Despite the large number of women working in offices, few accounts of women and work look at clerical work-ers and fewer still focus on secretaries. Even feminist studies have generally confined themselves to looking at how women combine work with motherhood, or the experience of women in factories.
This book explores this 'invisibility' of secretaries through interviews with almost five hundred office workers from a wide range of workplaces. The author looks at the boss/secretary relationship as an archetype of contemporary power relations, examining the ways in which women as secretaries negotiate these power structures and the complex connections bet-ween domination, sexuality and pleasure. She charts the changing roles available to secretaries — from mother or mistress to 'asexual' teamworker — and the way these roles reflect technological change.
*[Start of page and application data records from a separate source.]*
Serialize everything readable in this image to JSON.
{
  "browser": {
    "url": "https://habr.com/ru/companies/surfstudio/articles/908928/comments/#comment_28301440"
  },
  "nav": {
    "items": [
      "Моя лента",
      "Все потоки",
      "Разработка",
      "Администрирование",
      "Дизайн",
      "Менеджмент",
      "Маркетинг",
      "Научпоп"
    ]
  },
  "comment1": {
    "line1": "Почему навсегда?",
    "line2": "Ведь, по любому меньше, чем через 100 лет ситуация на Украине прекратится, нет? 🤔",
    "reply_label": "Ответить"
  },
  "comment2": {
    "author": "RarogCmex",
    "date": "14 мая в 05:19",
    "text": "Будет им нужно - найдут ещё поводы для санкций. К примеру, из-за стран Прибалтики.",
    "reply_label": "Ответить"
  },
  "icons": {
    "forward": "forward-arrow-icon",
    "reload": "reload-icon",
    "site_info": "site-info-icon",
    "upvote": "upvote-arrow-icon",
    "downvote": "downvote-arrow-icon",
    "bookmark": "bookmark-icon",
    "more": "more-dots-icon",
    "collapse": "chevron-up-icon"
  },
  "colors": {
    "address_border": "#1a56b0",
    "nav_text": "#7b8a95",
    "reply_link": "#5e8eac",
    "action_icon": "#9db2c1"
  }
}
In subjecting these relations to scrutiny, Secretaries Talk examines what might be meant by the term 'women's work', raising questions that are central to the understanding both of gender and of the familiar polarities of home and work, private and public.